Interesting argument from law professor Jonathan Masur, in his paper Patent Inflation:
For more than two decades, the Patent and Trademark Office (PTO) and the Federal Circuit have exercised nearly complete institutional control over the patent system. Yet in recent years their stewardship has been widely criticized, largely on the basis of two particular failings. First, the PTO grants significant numbers of invalid patents, patents that impose substantial costs on innovative firms. And second, over time the Federal Circuit has steadily loosened the rules governing patentability, allowing ever more patents over a greater range of inventions. This Article argues that both of these modern trends may be attributable in whole or in part to the asymmetric institutional relationship between the PTO and the Federal Circuit. If a patent applicant is denied a patent by the PTO, she can appeal that denial to the Federal Circuit. However, if the PTO grants the patent, no other party has the right to appeal. Accordingly, the PTO can avoid appeals and reversals, both of which are costly in monetary and reputational terms, simply by granting any patent that the Federal Circuit might plausibly allow. Because the PTO will grant nearly any plausible patent, the vast majority of rejected applications that are appealed to the Federal Circuit will concern boundary-pushing inventions that are unpatentable under current law. Occasionally, a particularly patent-friendly panel of Federal Circuit judges will elect to reverse the PTO and grant a patent that the Agency has denied. The Federal Circuit’s decision will create a new, inflationary precedent. The boundaries of patentability will expand slightly, as this new precedent exerts influence on the other circuit judges. And as the Federal Circuit’s conception of what may be patented expands, the PTO will similarly inflate its own standards in order to maintain an adequate margin for error and avoid denying a patent that the Federal Circuit is likely to grant on appeal. Patent law will thus be subject to a natural inflationary pressure.
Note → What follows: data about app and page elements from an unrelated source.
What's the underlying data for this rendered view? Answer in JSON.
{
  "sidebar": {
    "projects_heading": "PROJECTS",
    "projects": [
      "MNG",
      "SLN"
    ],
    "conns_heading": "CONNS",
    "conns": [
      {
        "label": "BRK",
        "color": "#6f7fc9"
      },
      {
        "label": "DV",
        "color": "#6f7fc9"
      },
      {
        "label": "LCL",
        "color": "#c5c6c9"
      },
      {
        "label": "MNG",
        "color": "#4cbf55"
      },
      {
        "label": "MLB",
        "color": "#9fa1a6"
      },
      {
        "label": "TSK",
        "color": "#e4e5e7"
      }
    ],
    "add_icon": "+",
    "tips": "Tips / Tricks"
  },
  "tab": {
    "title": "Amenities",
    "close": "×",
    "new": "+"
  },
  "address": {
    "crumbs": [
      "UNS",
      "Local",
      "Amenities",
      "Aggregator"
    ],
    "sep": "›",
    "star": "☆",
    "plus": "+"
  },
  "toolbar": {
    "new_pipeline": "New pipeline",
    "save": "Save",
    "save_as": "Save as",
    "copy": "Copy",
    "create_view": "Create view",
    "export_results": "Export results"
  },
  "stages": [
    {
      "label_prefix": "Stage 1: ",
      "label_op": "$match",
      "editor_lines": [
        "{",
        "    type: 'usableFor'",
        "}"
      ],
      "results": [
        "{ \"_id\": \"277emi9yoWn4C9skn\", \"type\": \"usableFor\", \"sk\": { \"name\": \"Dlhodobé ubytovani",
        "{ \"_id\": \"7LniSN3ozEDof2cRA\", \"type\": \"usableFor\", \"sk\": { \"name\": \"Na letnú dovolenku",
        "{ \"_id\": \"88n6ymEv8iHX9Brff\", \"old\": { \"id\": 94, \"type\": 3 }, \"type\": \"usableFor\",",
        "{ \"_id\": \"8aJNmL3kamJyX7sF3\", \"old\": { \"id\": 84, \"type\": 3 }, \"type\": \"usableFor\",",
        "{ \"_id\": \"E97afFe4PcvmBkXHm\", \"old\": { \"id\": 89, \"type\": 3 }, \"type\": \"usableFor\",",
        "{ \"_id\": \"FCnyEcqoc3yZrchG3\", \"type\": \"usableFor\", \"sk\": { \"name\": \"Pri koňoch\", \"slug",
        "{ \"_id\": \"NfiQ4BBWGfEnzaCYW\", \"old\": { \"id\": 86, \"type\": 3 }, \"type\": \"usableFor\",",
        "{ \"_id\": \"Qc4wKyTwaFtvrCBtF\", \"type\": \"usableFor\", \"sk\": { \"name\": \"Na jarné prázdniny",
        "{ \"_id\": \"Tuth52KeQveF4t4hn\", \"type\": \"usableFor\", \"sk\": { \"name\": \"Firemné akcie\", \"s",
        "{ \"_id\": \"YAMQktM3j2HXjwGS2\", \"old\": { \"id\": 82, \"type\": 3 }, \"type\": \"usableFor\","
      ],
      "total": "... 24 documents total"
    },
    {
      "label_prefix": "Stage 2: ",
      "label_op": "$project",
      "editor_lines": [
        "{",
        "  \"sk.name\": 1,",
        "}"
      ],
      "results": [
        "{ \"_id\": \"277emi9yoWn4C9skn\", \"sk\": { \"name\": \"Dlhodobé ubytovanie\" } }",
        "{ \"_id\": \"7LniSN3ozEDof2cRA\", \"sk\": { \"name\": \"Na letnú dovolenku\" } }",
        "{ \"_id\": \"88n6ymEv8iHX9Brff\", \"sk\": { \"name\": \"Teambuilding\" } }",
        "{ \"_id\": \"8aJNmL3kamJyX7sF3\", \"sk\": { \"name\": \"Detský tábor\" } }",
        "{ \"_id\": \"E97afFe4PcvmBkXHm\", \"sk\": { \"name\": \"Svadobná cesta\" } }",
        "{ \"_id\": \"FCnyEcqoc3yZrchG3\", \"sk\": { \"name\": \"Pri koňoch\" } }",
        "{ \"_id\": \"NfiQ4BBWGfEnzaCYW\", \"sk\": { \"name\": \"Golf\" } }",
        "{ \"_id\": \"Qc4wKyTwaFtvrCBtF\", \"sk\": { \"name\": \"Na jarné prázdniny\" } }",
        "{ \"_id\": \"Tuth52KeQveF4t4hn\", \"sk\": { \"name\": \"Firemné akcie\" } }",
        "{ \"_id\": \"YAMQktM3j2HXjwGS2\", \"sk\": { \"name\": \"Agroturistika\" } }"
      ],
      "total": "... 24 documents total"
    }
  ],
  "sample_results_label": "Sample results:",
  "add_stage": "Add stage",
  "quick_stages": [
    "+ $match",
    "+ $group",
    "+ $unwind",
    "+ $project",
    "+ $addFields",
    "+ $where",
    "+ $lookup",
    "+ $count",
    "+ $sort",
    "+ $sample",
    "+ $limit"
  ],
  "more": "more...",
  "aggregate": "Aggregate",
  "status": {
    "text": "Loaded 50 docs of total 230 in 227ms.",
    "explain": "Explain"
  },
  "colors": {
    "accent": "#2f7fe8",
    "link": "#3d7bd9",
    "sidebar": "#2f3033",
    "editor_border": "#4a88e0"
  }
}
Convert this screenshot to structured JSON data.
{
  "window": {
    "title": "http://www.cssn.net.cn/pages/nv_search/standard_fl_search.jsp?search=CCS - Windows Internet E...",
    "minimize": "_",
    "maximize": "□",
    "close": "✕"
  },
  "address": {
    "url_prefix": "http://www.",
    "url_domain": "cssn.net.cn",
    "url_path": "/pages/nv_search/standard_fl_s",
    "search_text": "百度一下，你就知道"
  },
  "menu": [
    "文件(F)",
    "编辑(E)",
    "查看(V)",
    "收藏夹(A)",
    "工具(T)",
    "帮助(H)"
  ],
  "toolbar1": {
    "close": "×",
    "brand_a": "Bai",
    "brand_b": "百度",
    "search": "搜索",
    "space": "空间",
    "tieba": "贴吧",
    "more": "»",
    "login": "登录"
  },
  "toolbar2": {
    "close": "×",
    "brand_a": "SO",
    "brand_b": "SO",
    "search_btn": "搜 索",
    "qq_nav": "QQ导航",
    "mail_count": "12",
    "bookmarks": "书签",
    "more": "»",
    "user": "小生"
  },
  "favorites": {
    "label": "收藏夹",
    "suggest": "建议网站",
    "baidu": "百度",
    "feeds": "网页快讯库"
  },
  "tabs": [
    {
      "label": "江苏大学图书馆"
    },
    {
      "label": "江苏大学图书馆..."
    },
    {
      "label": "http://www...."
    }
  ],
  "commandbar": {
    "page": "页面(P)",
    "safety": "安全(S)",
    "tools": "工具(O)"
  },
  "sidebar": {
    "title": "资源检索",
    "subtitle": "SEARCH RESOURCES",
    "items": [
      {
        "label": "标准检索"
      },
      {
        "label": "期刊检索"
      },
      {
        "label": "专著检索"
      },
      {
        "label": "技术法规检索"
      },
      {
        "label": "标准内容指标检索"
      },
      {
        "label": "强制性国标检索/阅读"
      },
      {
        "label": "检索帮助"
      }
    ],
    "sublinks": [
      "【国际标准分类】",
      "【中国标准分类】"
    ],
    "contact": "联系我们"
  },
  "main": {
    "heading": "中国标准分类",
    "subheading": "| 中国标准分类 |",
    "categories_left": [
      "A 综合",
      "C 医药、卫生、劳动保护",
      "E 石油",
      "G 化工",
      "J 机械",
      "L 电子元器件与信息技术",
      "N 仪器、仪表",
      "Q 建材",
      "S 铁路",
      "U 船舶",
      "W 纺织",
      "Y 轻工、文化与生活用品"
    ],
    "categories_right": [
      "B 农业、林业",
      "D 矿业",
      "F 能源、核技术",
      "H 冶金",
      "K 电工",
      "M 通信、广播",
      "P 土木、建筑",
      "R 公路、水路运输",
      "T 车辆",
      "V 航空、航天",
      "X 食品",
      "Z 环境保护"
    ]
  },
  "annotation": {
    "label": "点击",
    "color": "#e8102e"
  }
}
Seems plausible to me. And not completely dissimilar to the way the FDA has an incentive to deny approval to new drugs if there is any chance it might be harmful: people who die from an approved drug give the FDA bad press. But you never see the victims of denials of a given life-saving drug. Masur quotes one scholar with a somewhat related observation about the FDA:
FDA regulators care about their own professional reputations and the reputation of the agency because these reputations may influence their career prospects in and out of government.
Update: Masnick’s post.